EXERCISE REQUIREMENTS:
Each line below with the word "Projects" needs to be copied.

ENTRIES PROVIDED START

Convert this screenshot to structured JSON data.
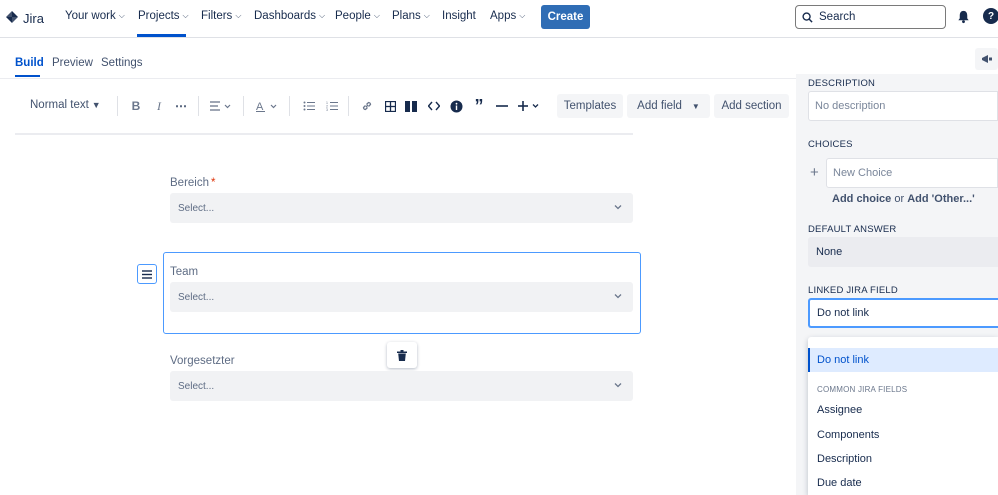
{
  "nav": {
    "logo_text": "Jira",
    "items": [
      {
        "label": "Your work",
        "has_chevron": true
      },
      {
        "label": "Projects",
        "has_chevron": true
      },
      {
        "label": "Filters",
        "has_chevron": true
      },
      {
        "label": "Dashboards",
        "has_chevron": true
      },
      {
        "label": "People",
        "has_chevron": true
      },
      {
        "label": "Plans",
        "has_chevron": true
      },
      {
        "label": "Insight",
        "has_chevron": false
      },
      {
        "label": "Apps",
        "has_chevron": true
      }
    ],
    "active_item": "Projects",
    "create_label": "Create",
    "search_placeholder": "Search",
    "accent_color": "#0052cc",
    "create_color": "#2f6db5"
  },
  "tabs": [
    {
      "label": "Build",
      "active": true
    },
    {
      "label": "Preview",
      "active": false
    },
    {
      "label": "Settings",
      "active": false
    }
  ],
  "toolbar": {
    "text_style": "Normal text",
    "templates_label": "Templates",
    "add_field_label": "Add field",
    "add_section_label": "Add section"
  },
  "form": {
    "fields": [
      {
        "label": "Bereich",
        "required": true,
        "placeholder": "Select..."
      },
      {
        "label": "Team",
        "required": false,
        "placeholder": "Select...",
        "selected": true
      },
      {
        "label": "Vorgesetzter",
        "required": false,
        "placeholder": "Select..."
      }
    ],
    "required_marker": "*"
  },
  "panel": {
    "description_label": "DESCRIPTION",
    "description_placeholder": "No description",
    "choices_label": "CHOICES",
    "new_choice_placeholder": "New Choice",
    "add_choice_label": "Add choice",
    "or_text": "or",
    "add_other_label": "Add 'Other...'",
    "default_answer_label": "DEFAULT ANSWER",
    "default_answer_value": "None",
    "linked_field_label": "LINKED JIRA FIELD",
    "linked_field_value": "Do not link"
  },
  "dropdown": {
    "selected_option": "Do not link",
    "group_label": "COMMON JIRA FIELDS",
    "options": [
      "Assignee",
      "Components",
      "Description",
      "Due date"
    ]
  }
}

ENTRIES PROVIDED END
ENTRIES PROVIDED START

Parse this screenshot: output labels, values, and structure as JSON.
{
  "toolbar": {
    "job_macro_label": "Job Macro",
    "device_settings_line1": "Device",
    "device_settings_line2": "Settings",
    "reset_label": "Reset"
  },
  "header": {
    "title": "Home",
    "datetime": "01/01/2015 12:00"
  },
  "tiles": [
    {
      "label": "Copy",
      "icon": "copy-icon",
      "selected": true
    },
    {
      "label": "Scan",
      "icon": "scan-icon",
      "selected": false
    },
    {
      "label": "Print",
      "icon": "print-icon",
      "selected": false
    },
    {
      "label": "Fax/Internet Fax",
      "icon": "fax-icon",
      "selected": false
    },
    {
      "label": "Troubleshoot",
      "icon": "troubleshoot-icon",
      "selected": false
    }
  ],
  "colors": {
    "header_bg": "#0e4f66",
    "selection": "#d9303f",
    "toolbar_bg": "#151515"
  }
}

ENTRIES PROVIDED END
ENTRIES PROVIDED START

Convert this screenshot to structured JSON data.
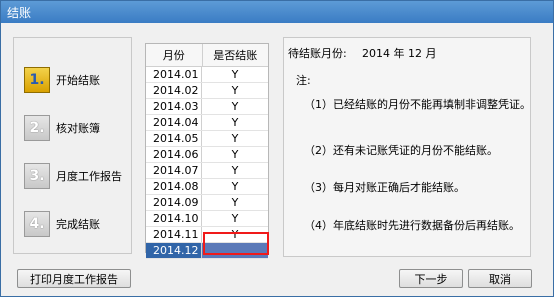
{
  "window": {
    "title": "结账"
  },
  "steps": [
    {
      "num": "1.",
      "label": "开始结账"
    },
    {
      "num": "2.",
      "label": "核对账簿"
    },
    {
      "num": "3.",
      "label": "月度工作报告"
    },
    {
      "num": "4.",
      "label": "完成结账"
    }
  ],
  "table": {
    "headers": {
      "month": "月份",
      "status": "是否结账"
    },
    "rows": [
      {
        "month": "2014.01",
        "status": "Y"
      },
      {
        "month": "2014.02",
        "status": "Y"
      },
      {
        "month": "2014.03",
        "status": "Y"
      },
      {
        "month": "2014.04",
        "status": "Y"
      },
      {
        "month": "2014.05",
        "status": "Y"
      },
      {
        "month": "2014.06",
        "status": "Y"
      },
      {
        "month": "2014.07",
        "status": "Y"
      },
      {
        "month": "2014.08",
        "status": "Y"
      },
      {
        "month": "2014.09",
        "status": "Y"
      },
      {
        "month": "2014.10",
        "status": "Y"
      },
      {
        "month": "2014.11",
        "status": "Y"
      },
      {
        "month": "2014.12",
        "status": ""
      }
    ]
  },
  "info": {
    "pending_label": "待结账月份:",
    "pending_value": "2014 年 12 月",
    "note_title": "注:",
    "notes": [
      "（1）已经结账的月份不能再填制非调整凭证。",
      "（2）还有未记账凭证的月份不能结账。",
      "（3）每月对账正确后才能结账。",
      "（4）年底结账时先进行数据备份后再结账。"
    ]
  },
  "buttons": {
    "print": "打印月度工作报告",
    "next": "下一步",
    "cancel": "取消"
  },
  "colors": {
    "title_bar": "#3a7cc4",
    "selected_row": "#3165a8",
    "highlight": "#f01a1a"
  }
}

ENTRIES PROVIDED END

TASK ANSWER:
        "label": "Projects",
    "active_item": "Projects",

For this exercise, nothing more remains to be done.